Problem to solve —
Select and reproduce each line of the listing below that bears the string "IZIN".

Material supplied —

>>>

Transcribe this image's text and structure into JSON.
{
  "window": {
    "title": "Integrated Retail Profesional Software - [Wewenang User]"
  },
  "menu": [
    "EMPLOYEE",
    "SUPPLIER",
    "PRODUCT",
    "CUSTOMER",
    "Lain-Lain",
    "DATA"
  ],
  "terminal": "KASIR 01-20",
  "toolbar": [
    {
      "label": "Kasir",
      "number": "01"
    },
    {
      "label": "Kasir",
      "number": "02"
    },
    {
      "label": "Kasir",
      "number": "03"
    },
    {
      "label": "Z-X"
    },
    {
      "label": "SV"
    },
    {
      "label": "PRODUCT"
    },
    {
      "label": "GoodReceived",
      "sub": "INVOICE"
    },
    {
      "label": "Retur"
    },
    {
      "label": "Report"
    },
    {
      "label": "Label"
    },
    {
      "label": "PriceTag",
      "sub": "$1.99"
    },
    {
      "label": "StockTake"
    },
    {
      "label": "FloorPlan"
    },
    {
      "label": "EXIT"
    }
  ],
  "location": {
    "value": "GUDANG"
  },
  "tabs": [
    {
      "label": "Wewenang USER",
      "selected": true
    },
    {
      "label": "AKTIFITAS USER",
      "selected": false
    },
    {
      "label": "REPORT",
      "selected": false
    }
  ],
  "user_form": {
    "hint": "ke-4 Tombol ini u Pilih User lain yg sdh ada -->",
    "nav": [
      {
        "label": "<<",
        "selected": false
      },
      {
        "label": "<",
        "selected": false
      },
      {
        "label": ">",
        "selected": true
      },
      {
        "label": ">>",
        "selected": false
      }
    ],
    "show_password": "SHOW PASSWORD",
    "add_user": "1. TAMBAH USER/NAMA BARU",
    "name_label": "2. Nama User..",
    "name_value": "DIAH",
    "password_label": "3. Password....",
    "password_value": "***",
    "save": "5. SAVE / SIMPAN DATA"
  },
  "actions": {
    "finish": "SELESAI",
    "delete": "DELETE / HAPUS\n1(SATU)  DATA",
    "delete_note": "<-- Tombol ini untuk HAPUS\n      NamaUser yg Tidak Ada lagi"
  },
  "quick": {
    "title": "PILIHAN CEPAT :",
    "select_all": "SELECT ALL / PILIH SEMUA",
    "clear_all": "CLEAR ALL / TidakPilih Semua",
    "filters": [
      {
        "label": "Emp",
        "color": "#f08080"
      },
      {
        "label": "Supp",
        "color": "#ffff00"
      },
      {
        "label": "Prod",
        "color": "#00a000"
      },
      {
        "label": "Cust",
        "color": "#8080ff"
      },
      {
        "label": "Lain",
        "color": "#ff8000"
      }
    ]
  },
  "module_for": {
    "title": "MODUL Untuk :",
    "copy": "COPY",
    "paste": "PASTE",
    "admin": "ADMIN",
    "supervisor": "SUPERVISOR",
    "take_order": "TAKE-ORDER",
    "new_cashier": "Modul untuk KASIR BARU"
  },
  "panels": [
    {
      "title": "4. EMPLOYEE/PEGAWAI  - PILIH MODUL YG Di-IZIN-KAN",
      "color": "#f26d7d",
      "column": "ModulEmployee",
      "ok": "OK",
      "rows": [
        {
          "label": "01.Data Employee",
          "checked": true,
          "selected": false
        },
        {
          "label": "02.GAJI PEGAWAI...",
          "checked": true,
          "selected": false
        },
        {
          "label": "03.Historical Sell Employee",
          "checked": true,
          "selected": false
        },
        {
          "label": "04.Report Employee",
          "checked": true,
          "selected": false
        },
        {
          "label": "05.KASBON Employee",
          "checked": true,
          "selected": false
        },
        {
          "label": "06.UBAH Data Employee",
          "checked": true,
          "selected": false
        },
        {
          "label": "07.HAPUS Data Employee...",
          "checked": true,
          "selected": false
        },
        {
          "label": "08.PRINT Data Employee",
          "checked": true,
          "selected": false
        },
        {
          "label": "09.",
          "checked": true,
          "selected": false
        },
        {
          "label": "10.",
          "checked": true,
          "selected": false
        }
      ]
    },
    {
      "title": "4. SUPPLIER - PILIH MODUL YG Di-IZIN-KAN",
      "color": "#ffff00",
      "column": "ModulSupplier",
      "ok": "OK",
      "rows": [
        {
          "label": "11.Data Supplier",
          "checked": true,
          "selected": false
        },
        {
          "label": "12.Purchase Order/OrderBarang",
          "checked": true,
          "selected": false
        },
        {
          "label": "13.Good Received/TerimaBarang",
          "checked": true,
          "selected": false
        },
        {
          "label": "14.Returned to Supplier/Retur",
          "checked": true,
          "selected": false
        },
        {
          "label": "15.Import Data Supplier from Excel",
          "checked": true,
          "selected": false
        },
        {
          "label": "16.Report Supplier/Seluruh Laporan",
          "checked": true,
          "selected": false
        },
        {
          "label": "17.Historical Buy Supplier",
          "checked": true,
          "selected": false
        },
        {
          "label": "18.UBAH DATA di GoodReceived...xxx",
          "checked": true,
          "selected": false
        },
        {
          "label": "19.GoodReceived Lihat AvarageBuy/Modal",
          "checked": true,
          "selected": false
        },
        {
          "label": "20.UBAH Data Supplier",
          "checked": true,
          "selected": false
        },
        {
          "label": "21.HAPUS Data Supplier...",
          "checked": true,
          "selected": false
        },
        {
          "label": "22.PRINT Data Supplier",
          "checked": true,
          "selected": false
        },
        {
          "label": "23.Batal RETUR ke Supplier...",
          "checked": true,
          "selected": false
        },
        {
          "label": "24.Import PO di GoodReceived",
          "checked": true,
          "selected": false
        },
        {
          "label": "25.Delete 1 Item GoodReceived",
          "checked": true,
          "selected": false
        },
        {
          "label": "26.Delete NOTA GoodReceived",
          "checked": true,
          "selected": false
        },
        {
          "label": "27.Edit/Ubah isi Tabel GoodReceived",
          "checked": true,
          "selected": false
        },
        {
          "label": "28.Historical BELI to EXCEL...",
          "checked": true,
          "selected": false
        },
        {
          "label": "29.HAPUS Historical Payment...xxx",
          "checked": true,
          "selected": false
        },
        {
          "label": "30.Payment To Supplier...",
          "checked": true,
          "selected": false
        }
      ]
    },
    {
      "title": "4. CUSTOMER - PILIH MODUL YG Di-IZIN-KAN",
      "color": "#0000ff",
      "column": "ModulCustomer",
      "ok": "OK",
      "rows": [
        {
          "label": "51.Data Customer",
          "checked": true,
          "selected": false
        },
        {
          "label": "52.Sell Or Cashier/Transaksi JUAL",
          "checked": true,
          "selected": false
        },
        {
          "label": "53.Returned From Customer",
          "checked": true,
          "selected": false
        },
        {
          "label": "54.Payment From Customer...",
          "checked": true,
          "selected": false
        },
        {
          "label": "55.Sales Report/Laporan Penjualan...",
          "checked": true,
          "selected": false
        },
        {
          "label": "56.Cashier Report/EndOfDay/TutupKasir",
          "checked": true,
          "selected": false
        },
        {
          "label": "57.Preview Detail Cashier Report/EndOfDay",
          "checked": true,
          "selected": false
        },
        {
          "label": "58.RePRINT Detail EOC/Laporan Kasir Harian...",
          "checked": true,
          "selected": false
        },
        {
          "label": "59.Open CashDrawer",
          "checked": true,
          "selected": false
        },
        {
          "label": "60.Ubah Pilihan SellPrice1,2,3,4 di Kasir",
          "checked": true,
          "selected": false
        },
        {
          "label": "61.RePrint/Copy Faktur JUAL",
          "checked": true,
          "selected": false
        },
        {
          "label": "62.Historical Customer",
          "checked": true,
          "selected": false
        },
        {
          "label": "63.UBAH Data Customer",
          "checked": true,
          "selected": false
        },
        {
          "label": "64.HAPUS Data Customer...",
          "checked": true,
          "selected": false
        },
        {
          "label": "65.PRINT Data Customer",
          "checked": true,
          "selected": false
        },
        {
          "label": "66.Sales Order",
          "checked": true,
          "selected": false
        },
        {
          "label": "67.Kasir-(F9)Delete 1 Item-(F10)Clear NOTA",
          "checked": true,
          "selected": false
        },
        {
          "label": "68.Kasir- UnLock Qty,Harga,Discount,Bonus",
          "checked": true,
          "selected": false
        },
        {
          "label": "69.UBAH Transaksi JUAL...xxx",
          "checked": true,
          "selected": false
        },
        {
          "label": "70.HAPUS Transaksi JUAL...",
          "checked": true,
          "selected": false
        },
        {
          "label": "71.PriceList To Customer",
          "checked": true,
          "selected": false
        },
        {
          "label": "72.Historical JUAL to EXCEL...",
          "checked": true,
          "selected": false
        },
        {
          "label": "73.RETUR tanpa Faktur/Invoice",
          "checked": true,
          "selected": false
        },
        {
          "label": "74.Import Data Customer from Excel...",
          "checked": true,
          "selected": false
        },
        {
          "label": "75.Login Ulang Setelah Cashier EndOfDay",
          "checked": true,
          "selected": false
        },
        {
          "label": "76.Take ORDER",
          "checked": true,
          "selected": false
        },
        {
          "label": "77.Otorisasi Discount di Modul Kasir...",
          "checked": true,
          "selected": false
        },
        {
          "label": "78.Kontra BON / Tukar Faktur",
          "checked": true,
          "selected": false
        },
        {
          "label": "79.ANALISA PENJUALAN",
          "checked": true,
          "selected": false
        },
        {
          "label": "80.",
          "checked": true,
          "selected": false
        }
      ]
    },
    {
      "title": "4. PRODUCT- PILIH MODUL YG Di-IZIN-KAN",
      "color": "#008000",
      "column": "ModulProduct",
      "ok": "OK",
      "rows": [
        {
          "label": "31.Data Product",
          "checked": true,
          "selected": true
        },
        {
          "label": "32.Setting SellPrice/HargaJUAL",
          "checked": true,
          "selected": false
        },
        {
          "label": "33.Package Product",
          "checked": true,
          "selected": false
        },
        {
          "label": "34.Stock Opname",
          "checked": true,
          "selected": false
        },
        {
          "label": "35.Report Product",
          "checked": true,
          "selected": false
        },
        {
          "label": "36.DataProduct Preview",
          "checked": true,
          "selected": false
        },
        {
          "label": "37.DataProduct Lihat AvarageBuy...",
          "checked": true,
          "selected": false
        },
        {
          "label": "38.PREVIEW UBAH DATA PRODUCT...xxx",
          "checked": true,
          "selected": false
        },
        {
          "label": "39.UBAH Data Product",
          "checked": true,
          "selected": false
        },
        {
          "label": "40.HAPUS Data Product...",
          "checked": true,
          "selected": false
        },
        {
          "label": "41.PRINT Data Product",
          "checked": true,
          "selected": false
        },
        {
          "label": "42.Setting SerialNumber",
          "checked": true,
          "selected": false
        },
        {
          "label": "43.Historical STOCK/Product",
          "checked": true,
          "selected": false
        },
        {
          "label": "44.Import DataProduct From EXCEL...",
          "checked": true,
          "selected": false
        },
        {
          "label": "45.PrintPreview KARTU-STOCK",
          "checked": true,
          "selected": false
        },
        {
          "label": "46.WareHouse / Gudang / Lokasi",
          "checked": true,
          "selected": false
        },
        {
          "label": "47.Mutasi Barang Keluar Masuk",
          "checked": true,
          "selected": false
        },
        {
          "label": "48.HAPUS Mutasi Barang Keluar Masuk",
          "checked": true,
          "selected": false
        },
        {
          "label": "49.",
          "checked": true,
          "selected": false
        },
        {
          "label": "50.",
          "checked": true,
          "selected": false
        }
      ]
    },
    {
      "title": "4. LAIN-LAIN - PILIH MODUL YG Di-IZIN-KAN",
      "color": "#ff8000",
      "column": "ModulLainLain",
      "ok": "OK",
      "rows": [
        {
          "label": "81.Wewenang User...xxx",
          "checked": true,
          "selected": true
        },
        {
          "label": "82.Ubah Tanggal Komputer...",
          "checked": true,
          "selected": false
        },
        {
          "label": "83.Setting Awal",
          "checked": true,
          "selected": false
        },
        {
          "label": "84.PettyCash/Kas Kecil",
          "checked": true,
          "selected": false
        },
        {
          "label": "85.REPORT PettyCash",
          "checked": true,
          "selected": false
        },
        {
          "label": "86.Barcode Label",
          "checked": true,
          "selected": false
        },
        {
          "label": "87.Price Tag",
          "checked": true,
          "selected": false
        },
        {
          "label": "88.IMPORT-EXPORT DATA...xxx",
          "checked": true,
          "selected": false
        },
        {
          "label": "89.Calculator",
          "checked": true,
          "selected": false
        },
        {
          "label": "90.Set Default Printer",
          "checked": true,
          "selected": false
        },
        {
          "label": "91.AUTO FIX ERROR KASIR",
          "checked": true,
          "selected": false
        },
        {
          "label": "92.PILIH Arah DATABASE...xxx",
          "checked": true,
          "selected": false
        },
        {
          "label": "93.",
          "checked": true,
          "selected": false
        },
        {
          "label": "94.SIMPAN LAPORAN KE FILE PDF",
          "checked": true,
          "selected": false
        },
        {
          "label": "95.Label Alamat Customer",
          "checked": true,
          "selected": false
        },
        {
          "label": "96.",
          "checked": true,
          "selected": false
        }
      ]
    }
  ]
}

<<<

Expected answer —
      "title": "4. EMPLOYEE/PEGAWAI  - PILIH MODUL YG Di-IZIN-KAN",
      "title": "4. SUPPLIER - PILIH MODUL YG Di-IZIN-KAN",
      "title": "4. CUSTOMER - PILIH MODUL YG Di-IZIN-KAN",
      "title": "4. PRODUCT- PILIH MODUL YG Di-IZIN-KAN",
      "title": "4. LAIN-LAIN - PILIH MODUL YG Di-IZIN-KAN",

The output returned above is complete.